By Sgt. William Smith
4th Infantry Division Public Affairs Office
Nine Soldiers walk down the road, scanning their sectors until they see something out of the ordinary; they halt, and dive for cover as they react to sniper fire zinging overhead and call up a nine-line medevac for one of their wounded.
This is one of the many scenarios available for Soldiers at the Close Combat Tactical Trainer, which uses the virtual Dismounted Soldier Training System to provide a variety of computer-generated combat scenarios.
“The DSTS is a virtual system used to train basic battle drills, movement drills, reacting to contact, route clearance and so on,” said Mykel Gurule, operator, DSTS. “It allows them to practice calling up nine-line medevacs, nine-line unexploded ordnance reports, getting attacked by snipers; anything you can dream up, we can do.”
The DSTS incorporates individual projections into specialized helmets to provide a large variety of training opportunities, from basic movement and battle drills, to more in-depth tailored scenarios to fit a unit’s needs.
“A new popular scenario is entry control point. We created an entrance to a forward operating base, and it actually gives the Soldiers the chance to look at each vehicle with a mirror and conduct all the steps of that vehicle search,” Gurule said.
Josh Hitchcock, operations manager, Mission Training Complex, said they like to blend training with as many aspects as possible to make the training as accurate as they can.

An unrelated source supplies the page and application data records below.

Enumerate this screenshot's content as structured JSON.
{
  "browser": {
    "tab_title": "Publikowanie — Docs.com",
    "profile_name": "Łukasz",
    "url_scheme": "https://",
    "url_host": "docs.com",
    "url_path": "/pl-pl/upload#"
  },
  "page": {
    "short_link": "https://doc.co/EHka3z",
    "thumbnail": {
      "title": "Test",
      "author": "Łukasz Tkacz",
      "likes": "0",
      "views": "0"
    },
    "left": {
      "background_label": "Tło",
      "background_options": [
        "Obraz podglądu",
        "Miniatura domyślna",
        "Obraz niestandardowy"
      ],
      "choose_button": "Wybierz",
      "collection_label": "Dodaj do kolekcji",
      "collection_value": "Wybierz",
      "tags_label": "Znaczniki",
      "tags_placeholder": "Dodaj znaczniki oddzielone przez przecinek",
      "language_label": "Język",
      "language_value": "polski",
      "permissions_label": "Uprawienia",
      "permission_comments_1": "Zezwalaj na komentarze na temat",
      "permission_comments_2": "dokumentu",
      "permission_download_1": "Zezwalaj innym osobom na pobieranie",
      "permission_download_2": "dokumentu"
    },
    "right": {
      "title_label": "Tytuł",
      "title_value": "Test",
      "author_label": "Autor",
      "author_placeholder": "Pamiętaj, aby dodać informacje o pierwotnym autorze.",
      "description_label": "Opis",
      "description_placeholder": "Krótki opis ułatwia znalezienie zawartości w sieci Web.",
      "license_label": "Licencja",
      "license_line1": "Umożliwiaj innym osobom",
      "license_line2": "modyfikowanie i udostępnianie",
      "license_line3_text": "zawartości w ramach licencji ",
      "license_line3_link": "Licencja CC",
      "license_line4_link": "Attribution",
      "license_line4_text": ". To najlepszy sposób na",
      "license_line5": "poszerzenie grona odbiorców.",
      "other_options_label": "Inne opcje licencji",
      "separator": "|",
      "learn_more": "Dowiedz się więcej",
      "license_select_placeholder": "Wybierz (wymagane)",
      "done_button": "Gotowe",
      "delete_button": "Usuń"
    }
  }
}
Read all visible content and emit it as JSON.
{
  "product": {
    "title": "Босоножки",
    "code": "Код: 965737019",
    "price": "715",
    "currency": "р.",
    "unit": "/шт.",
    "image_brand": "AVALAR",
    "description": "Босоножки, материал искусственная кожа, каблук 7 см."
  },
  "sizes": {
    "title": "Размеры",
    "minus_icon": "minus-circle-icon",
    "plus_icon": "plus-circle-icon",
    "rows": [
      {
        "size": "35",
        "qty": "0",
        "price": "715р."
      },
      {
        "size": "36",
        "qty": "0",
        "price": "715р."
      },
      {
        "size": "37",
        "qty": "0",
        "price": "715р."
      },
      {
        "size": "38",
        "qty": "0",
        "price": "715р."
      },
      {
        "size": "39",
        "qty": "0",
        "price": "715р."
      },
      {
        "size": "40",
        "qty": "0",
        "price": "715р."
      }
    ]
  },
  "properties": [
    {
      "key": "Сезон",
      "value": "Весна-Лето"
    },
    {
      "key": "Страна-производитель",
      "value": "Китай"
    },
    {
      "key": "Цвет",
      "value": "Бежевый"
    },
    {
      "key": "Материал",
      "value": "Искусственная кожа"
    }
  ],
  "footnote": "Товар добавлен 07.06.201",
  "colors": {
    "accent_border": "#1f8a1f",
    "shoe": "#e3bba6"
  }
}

“With the vehicle search piece, we can incorporate the counter-improvised explosive device program, which is run by the Mission Support Element,” Hitchcock said. “We can bring their experts over to do the vehicle search piece with the units prior to them getting into the system. That way they know what they are looking for and how to do it before the mission starts.”
The system’s more dynamic capabilities include instantly changing some of the obstacles that the squad is faced with.
“We have a semi-automated forces computer, where the leadership can watch the whole scenario,” Gurule said. “As the squad is going through, leadership can send in last minute orders, changing the mission.
“They can see what is going on live and tell us to change things, (such as) ‘I want you to put an IED on that road,’ or ‘they are not paying attention, hit them with a sniper,’” he said. “We can change things on the fly, without the squad ever seeing it happen.”
The cost-effectiveness of the system is an advantage which will allow units to remain prepared for future operations.
“Cost is one big advantage, it does not cost the unit anything to use as long as it is within a 40-hour span,” Hitchcock said.
“There is no maintenance cost for the unit on the equipment, and hours (spent) picking up brass afterwards. The training block is flexible and doesn’t have to be the standard Monday through Friday.”
The DSTS also has the capability to supplement a nine-man squad with platoon and company-sized digital Soldier simulations to assist in maneuvers.
DSTS can be used by Soldiers on profiles, Hitchcock said. They can train within the limits of their profiles because it is a virtual scenario, and they won’t have to worry about their physical limitations.
The CCTT is located in building 2135 on Khe Sanh Street. Unit training can be scheduled by calling 526-1352 or 433-6903. For a complete list of training available, visit the War Fighter Catalog at http://carsportal.carson. army.mil/dir/dptm/mctc/default.aspx.